This position requires one partner to have pretty flexible hips. One partner sits with her legs bent and spread. The other lies on her back with one leg underneath her partner and the other leg propped on her partner’s shoulder (hence the flexibility needed). This position is fun because it allows both of your bits to really feel one another fully.

Pro tip: Maybe do a yoga class in the morning before you go for this position. Then add a little lube to keep things slippery smooth down there and have at it, babes!

 

The workout scissoring

This is probably my least favorite scissoring position because it requires each partner prop themselves up. It’s basically the classic scissoring but you’re each sitting up, propped by your outside hand. If one of you has a bit of dexterity, then you can even hoist your body off the bed to really get grinding fast. The nice thing is you can have that face-to-face intimacy with your babe.

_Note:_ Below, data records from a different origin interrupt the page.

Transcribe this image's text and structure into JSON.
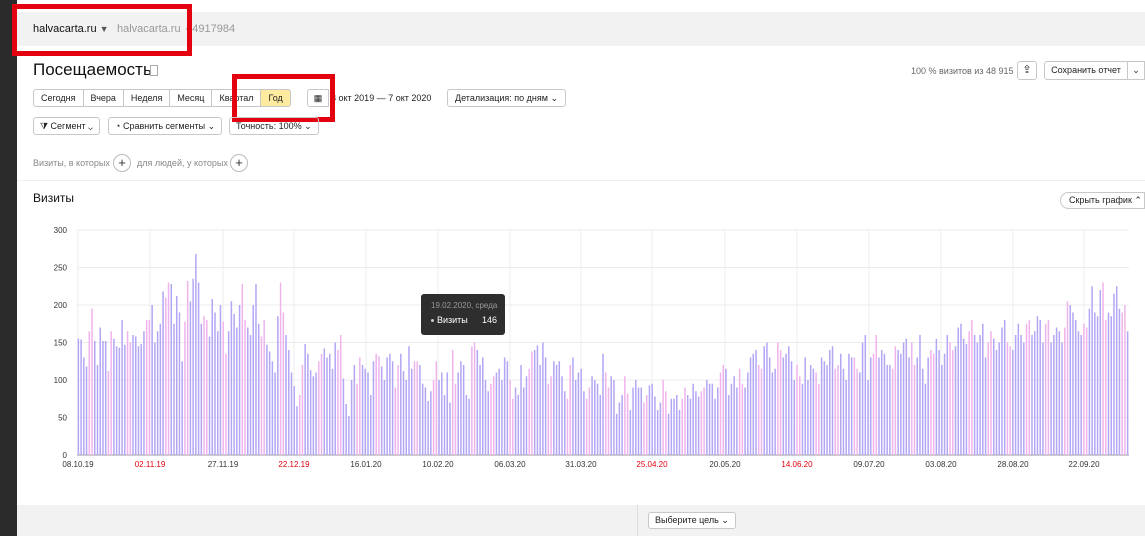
{
  "header": {
    "site": "halvacarta.ru",
    "site_secondary": "halvacarta.ru",
    "separator": "·",
    "counter_id": "4917984"
  },
  "page": {
    "title": "Посещаемость",
    "visits_pct": "100 % визитов из 48 915",
    "save_label": "Сохранить отчет"
  },
  "period": {
    "buttons": [
      "Сегодня",
      "Вчера",
      "Неделя",
      "Месяц",
      "Квартал",
      "Год"
    ],
    "active": "Год",
    "date_range": "8 окт 2019 — 7 окт 2020",
    "detail": "Детализация: по дням"
  },
  "segments": {
    "segment": "Сегмент",
    "compare": "Сравнить сегменты",
    "accuracy": "Точность: 100%"
  },
  "filters": {
    "visits_who": "Визиты, в которых",
    "people_who": "для людей, у которых"
  },
  "section": {
    "title": "Визиты",
    "hide_chart": "Скрыть график"
  },
  "tooltip": {
    "date": "19.02.2020, среда",
    "series": "Визиты",
    "value": "146"
  },
  "goal": {
    "label": "Выберите цель"
  },
  "colors": {
    "bar_weekday": "#b3a6f5",
    "bar_weekend": "#f0b4ec",
    "highlight": "#e3000f",
    "active_period": "#ffeba0"
  },
  "chart_data": {
    "type": "bar",
    "ylim": [
      0,
      300
    ],
    "yticks": [
      0,
      50,
      100,
      150,
      200,
      250,
      300
    ],
    "xticks": [
      {
        "label": "08.10.19",
        "weekend": false
      },
      {
        "label": "02.11.19",
        "weekend": true
      },
      {
        "label": "27.11.19",
        "weekend": false
      },
      {
        "label": "22.12.19",
        "weekend": true
      },
      {
        "label": "16.01.20",
        "weekend": false
      },
      {
        "label": "10.02.20",
        "weekend": false
      },
      {
        "label": "06.03.20",
        "weekend": false
      },
      {
        "label": "31.03.20",
        "weekend": false
      },
      {
        "label": "25.04.20",
        "weekend": true
      },
      {
        "label": "20.05.20",
        "weekend": false
      },
      {
        "label": "14.06.20",
        "weekend": true
      },
      {
        "label": "09.07.20",
        "weekend": false
      },
      {
        "label": "03.08.20",
        "weekend": false
      },
      {
        "label": "28.08.20",
        "weekend": false
      },
      {
        "label": "22.09.20",
        "weekend": false
      }
    ],
    "series": [
      {
        "name": "Визиты",
        "values": [
          155,
          154,
          130,
          118,
          165,
          195,
          152,
          120,
          170,
          152,
          152,
          112,
          165,
          155,
          145,
          143,
          180,
          147,
          165,
          150,
          160,
          158,
          145,
          148,
          165,
          180,
          180,
          200,
          150,
          165,
          175,
          218,
          210,
          230,
          228,
          175,
          212,
          190,
          125,
          178,
          232,
          205,
          235,
          268,
          230,
          175,
          185,
          180,
          158,
          208,
          190,
          165,
          200,
          178,
          135,
          165,
          205,
          188,
          170,
          200,
          228,
          180,
          170,
          160,
          200,
          228,
          175,
          158,
          180,
          147,
          138,
          125,
          110,
          185,
          230,
          190,
          160,
          140,
          110,
          92,
          65,
          80,
          120,
          148,
          135,
          113,
          105,
          110,
          125,
          135,
          142,
          130,
          135,
          115,
          150,
          140,
          160,
          102,
          68,
          52,
          100,
          120,
          95,
          130,
          120,
          115,
          110,
          80,
          125,
          135,
          132,
          118,
          100,
          130,
          135,
          125,
          90,
          120,
          135,
          112,
          100,
          145,
          115,
          125,
          125,
          120,
          95,
          90,
          72,
          85,
          100,
          125,
          100,
          110,
          80,
          110,
          70,
          140,
          95,
          110,
          125,
          120,
          80,
          75,
          145,
          150,
          140,
          120,
          130,
          100,
          85,
          95,
          105,
          110,
          115,
          100,
          130,
          125,
          100,
          75,
          90,
          80,
          120,
          90,
          105,
          115,
          138,
          140,
          146,
          120,
          150,
          130,
          95,
          105,
          125,
          120,
          125,
          105,
          85,
          75,
          120,
          130,
          100,
          110,
          115,
          85,
          75,
          90,
          105,
          100,
          95,
          80,
          135,
          110,
          90,
          105,
          100,
          55,
          70,
          80,
          105,
          82,
          60,
          90,
          100,
          90,
          90,
          70,
          80,
          93,
          95,
          78,
          60,
          70,
          100,
          85,
          55,
          75,
          75,
          80,
          60,
          75,
          90,
          80,
          75,
          95,
          85,
          78,
          85,
          90,
          100,
          95,
          95,
          75,
          90,
          110,
          120,
          115,
          80,
          95,
          105,
          90,
          115,
          95,
          90,
          110,
          130,
          135,
          140,
          120,
          115,
          145,
          150,
          130,
          110,
          115,
          150,
          140,
          130,
          135,
          145,
          125,
          100,
          120,
          105,
          95,
          130,
          100,
          120,
          115,
          110,
          95,
          130,
          125,
          120,
          140,
          145,
          115,
          120,
          135,
          115,
          100,
          135,
          130,
          130,
          115,
          110,
          150,
          160,
          100,
          130,
          135,
          160,
          130,
          140,
          135,
          120,
          120,
          115,
          145,
          140,
          135,
          150,
          155,
          130,
          150,
          120,
          130,
          160,
          115,
          95,
          130,
          140,
          135,
          155,
          140,
          120,
          135,
          160,
          150,
          140,
          145,
          170,
          175,
          155,
          148,
          165,
          180,
          160,
          150,
          160,
          175,
          130,
          150,
          165,
          155,
          140,
          150,
          170,
          180,
          150,
          145,
          140,
          160,
          175,
          160,
          150,
          175,
          180,
          160,
          165,
          185,
          180,
          150,
          175,
          180,
          150,
          160,
          170,
          165,
          150,
          170,
          205,
          200,
          190,
          180,
          165,
          160,
          175,
          170,
          195,
          225,
          190,
          185,
          220,
          230,
          180,
          190,
          185,
          215,
          225,
          195,
          190,
          200,
          165
        ]
      }
    ]
  }
}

Pro tip: Add a pillow (or two) underneath your arm so you don’t tire out from having to prop yourself up.

Full body intimate scissor

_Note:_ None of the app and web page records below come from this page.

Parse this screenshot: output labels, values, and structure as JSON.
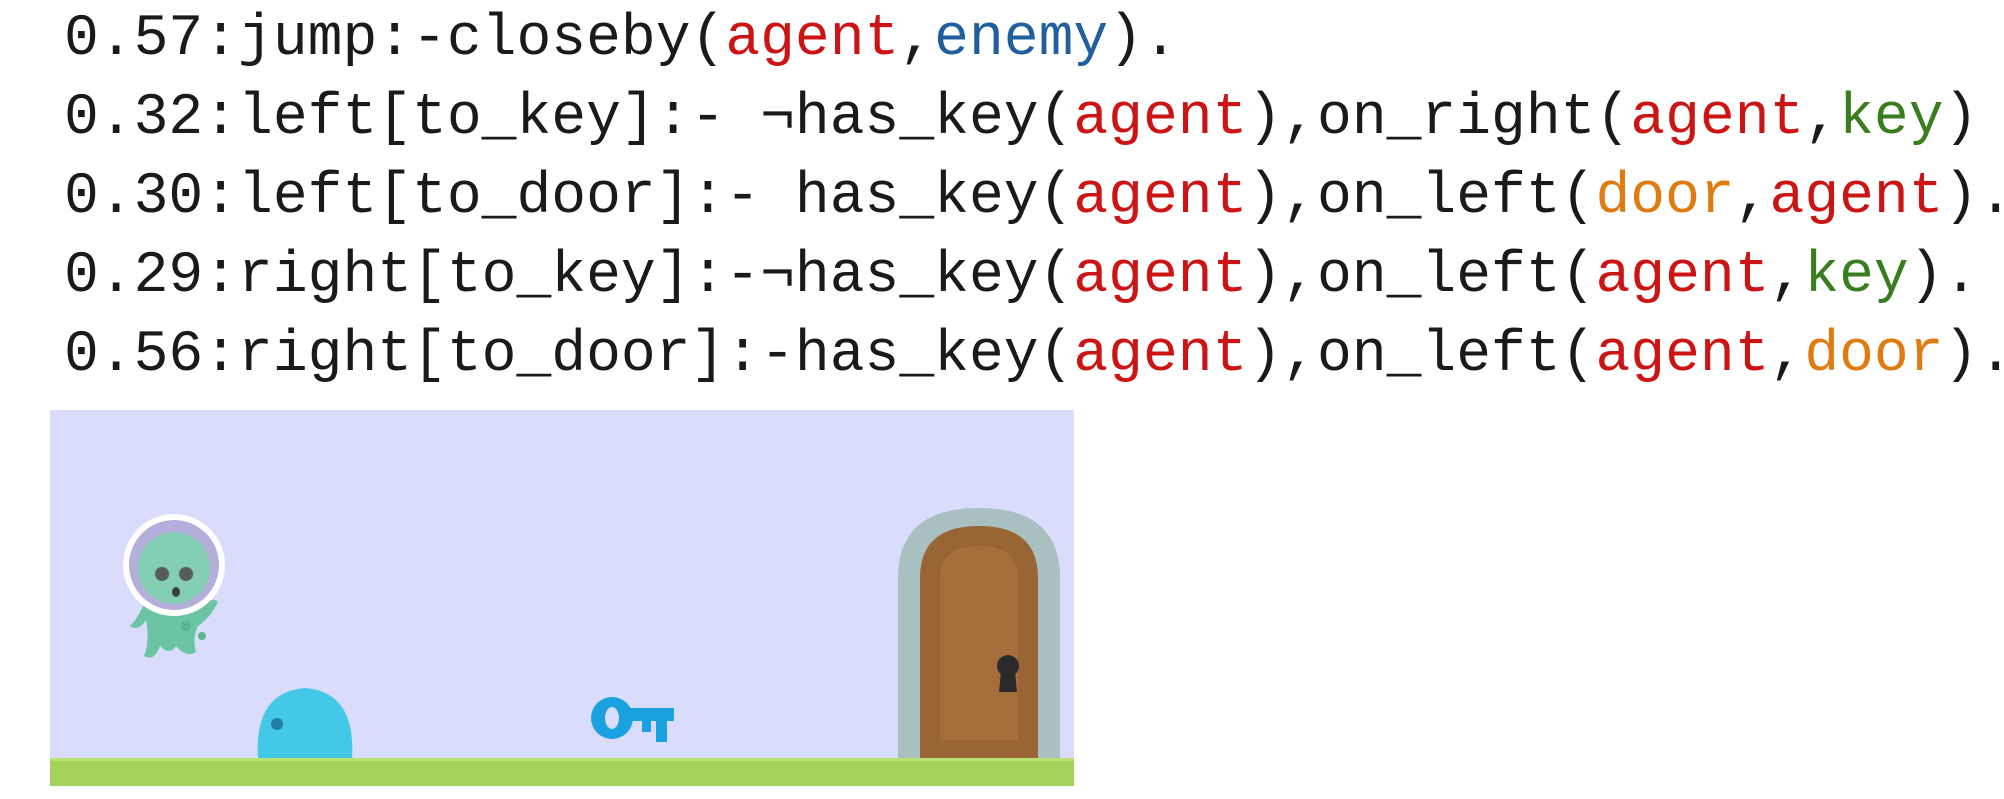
{
  "colors": {
    "text": "#1a1a1a",
    "agent": "#cc1414",
    "enemy": "#1f5f9e",
    "key": "#3a7d1e",
    "door": "#e07b10",
    "background": "#dadcfb",
    "ground": "#a3d35d"
  },
  "rules": [
    {
      "tokens": [
        {
          "text": "0.57:jump:-closeby(",
          "kind": "text"
        },
        {
          "text": "agent",
          "kind": "agent"
        },
        {
          "text": ",",
          "kind": "text"
        },
        {
          "text": "enemy",
          "kind": "enemy"
        },
        {
          "text": ").",
          "kind": "text"
        }
      ]
    },
    {
      "tokens": [
        {
          "text": "0.32:left[to_key]:- ¬has_key(",
          "kind": "text"
        },
        {
          "text": "agent",
          "kind": "agent"
        },
        {
          "text": "),on_right(",
          "kind": "text"
        },
        {
          "text": "agent",
          "kind": "agent"
        },
        {
          "text": ",",
          "kind": "text"
        },
        {
          "text": "key",
          "kind": "key"
        },
        {
          "text": ")",
          "kind": "text"
        }
      ]
    },
    {
      "tokens": [
        {
          "text": "0.30:left[to_door]:- has_key(",
          "kind": "text"
        },
        {
          "text": "agent",
          "kind": "agent"
        },
        {
          "text": "),on_left(",
          "kind": "text"
        },
        {
          "text": "door",
          "kind": "door"
        },
        {
          "text": ",",
          "kind": "text"
        },
        {
          "text": "agent",
          "kind": "agent"
        },
        {
          "text": ").",
          "kind": "text"
        }
      ]
    },
    {
      "tokens": [
        {
          "text": "0.29:right[to_key]:-¬has_key(",
          "kind": "text"
        },
        {
          "text": "agent",
          "kind": "agent"
        },
        {
          "text": "),on_left(",
          "kind": "text"
        },
        {
          "text": "agent",
          "kind": "agent"
        },
        {
          "text": ",",
          "kind": "text"
        },
        {
          "text": "key",
          "kind": "key"
        },
        {
          "text": ").",
          "kind": "text"
        }
      ]
    },
    {
      "tokens": [
        {
          "text": "0.56:right[to_door]:-has_key(",
          "kind": "text"
        },
        {
          "text": "agent",
          "kind": "agent"
        },
        {
          "text": "),on_left(",
          "kind": "text"
        },
        {
          "text": "agent",
          "kind": "agent"
        },
        {
          "text": ",",
          "kind": "text"
        },
        {
          "text": "door",
          "kind": "door"
        },
        {
          "text": ").",
          "kind": "text"
        }
      ]
    }
  ],
  "scene": {
    "sprites": [
      {
        "name": "agent-alien-icon",
        "icon": "alien-astronaut"
      },
      {
        "name": "enemy-slime-icon",
        "icon": "blue-slime"
      },
      {
        "name": "key-icon",
        "icon": "blue-key"
      },
      {
        "name": "door-icon",
        "icon": "wooden-door"
      }
    ]
  }
}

I really love this position when I want to feel really connected with my partner. Like usually, this is the position of sex I cry after (TMI I know, but we all do it, right?!). One partner lies on her back with her legs spread while the other is on top (face-to-face) and you each rub clit of hip/upper thigh. Since this is basically missionary-turned-scissoring you have your hands free for touching/kissing/playing throughout.

Pro tip: You can add in a thigh strap on here for penetrative fun as well.


Though these are all amazingly fun options to try, it’s also fully possible that scissoring just doesn’t work for some partners. Sometimes your body just don’t match up for that clitoral level grinding and that’s okay. Sex is supposed to be fun and not hard work.

Scissoring is like most other types of sex, it’s awkward until it’s not. And when it’s no longer awkward, it’s ah-mazing. So don’t be discouraged if there’s legs flailing and body parts misaligned. Once you find that sweet spot and get your rhythm down, you’ll see what all the fuss is about.


Corinne Werder is a writer, sex educator and girl on the move currently residing in Brooklyn, NY. She looks at the world through the lens of a pleasure activist, femme-of-center queer woman. Her background in sex education comes from her volunteer work with RAINN, her work as a sexual assault/domestic violence advocate and she is currently a student at the Institute for Sexuality and Enlightenment. 

Have more sex questions? Leave a comment below or email corinne@gomag.com and come back for more every Friday! 

The advice offered in this column is intended for informational purposes only and should not replace or substitute for any medical, or other professional advice or help. For concerns requiring psychological or medical advice, please consult with an appropriately trained and qualified specialist This column, its author, the magazine and publisher are not responsible for the outcome or results of following any advice contained within this column.